● **Your instructions**:
Give back a single number: the count of lines in the data that contain the string "JSON".

Records drawn from a dataset
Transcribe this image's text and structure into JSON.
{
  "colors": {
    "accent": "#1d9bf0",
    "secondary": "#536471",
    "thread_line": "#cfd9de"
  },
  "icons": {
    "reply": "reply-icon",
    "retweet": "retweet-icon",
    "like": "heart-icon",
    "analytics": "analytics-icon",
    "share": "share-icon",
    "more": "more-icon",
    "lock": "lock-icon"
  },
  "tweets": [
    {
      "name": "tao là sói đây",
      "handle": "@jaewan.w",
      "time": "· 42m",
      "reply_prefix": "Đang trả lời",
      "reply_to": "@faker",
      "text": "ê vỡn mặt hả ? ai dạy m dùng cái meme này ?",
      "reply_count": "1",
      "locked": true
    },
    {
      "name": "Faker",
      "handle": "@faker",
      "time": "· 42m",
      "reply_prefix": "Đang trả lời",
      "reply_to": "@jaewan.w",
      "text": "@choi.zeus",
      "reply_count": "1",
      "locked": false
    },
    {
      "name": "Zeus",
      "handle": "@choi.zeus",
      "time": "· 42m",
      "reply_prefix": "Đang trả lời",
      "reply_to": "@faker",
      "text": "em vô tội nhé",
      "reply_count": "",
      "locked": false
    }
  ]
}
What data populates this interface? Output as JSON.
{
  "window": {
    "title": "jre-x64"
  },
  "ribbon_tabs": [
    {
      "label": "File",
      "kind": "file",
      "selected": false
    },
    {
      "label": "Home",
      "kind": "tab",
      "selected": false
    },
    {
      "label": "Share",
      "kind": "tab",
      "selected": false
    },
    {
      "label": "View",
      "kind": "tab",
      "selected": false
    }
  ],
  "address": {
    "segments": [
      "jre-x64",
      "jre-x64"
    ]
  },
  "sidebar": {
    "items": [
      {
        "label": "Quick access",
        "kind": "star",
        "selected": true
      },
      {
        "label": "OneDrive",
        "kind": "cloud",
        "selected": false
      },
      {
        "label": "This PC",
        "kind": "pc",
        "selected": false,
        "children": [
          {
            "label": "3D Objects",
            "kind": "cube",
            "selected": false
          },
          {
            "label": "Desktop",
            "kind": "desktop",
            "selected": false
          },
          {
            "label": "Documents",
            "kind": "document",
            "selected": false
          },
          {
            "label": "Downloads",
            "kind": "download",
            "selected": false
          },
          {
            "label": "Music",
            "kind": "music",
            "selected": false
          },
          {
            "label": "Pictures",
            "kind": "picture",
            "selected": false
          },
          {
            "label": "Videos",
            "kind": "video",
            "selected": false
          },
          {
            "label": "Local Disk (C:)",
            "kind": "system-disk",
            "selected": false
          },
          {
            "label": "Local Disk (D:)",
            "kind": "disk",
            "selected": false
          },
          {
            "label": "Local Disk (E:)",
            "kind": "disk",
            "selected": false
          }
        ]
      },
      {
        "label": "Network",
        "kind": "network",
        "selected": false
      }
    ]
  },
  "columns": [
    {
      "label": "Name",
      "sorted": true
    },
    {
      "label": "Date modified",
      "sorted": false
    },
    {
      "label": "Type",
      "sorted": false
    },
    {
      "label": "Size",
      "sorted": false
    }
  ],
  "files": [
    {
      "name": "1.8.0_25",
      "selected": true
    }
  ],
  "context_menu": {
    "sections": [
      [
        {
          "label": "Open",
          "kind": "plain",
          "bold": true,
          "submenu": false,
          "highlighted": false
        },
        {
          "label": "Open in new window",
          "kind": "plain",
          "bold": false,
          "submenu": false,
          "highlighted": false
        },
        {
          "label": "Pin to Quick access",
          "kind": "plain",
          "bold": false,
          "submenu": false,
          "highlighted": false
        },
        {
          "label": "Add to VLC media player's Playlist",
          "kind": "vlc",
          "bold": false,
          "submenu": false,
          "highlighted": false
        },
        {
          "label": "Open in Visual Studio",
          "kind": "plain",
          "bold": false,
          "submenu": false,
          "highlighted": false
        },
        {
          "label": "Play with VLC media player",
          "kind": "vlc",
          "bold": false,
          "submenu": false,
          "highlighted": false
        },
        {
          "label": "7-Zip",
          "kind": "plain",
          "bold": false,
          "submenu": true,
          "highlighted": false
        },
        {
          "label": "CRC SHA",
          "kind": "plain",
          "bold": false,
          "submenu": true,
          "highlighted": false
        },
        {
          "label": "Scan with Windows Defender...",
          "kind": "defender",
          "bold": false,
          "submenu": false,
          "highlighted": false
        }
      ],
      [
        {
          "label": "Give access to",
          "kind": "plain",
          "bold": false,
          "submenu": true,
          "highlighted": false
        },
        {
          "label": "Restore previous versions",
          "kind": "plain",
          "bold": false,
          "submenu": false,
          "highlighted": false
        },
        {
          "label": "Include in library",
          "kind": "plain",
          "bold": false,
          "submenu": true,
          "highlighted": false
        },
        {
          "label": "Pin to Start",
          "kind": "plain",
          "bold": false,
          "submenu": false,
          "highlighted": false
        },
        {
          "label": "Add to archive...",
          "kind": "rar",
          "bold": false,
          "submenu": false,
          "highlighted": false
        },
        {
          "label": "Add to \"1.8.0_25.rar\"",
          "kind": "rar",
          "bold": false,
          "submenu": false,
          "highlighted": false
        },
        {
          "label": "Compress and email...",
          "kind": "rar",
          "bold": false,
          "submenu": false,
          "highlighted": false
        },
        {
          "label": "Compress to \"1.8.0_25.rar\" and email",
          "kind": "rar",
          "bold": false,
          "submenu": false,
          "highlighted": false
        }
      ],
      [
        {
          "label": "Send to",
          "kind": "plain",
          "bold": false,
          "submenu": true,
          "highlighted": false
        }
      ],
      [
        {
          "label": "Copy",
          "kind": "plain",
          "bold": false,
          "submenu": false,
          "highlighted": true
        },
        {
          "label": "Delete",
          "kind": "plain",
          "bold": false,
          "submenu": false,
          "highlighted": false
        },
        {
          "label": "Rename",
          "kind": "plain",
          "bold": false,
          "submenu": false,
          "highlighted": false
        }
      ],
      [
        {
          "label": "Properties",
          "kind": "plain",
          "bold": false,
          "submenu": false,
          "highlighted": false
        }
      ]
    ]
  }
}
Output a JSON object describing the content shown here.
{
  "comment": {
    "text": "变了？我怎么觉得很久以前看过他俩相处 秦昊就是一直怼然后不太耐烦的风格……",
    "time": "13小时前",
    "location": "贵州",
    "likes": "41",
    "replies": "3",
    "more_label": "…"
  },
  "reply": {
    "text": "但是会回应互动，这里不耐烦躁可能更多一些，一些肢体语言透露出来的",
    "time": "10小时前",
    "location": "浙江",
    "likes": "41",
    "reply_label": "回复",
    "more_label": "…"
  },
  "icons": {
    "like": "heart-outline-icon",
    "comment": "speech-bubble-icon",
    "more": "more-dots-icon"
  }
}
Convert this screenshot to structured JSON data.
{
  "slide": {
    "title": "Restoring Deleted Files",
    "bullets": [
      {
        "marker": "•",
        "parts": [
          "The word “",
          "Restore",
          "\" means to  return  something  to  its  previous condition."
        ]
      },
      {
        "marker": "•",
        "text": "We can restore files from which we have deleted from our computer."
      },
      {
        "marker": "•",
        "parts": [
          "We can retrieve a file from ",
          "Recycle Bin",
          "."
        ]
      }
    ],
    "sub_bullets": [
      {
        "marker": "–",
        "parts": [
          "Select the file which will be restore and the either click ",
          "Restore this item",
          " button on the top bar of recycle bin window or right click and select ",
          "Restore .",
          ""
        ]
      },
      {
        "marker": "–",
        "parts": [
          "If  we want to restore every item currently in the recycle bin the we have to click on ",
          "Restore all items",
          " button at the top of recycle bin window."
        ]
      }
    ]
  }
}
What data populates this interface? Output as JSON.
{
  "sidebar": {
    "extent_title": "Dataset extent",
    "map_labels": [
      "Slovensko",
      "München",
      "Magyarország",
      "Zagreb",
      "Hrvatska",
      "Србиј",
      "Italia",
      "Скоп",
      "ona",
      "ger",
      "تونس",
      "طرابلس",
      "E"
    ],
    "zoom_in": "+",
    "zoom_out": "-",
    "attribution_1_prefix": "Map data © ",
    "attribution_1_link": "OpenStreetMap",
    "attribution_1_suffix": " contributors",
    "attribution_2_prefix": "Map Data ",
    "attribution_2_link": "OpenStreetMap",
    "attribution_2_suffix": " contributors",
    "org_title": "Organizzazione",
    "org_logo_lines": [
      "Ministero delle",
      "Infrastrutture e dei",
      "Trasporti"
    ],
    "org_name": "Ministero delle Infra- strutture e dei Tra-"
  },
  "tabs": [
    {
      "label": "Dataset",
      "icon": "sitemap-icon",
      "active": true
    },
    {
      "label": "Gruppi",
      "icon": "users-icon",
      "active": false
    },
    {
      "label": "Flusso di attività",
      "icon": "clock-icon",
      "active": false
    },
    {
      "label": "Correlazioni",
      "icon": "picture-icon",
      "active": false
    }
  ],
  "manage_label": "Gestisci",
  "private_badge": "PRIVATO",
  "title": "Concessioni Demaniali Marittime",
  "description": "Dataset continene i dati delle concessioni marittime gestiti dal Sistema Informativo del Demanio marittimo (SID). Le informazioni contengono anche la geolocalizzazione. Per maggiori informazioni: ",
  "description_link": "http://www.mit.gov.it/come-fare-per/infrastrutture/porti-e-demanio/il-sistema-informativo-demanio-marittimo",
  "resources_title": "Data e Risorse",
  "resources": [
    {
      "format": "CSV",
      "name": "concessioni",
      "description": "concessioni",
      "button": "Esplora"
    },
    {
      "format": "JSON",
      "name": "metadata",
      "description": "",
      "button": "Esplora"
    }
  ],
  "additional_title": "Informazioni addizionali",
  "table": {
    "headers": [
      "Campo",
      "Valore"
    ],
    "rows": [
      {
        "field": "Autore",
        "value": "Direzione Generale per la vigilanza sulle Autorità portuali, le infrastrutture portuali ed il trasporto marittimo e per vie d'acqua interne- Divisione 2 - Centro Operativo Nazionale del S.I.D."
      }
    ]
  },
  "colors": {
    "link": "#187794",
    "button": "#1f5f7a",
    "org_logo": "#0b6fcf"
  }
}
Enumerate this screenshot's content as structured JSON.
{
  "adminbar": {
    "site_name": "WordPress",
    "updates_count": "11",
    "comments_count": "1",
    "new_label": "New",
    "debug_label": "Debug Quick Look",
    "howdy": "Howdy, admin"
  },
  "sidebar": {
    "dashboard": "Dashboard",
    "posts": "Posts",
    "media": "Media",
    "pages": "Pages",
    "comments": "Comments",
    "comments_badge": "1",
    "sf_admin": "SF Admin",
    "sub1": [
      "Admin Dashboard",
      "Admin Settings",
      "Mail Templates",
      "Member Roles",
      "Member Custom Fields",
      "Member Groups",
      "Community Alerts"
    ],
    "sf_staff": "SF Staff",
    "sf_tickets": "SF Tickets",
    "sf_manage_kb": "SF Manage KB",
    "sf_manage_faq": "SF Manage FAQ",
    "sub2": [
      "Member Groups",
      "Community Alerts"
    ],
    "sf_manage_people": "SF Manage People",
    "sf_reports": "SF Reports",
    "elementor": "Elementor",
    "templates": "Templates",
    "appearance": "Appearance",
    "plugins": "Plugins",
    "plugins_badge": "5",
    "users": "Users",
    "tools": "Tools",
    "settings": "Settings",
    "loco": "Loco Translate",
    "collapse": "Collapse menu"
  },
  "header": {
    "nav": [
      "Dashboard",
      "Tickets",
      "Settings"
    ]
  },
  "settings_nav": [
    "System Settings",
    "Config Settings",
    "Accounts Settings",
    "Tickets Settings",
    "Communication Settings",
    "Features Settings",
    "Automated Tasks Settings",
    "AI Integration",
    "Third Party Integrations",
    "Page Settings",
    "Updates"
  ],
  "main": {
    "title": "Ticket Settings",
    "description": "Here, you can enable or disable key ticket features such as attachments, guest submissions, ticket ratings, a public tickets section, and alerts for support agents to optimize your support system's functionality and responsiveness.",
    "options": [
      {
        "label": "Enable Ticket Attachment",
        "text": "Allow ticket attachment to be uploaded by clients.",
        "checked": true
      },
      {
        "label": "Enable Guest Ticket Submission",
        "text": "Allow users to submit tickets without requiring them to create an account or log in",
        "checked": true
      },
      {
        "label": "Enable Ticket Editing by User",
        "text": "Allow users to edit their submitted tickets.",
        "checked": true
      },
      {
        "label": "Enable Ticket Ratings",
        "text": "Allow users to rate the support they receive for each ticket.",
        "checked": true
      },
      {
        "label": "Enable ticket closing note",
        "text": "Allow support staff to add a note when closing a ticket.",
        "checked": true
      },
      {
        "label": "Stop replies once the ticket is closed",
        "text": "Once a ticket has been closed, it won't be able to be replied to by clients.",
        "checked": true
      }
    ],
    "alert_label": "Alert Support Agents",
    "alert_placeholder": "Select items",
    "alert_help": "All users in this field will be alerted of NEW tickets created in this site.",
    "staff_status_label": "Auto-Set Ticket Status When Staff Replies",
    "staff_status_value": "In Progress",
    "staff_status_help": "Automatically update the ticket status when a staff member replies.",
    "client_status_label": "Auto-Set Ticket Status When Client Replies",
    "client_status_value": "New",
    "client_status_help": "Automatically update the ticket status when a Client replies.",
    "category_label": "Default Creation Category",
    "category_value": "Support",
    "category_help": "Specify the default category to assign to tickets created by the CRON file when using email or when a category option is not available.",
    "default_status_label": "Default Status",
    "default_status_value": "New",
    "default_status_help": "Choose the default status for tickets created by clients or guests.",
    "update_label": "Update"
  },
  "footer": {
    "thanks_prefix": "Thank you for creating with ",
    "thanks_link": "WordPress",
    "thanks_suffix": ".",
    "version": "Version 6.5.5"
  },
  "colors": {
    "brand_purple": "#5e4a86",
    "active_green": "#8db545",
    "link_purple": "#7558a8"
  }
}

● **Solution**:
7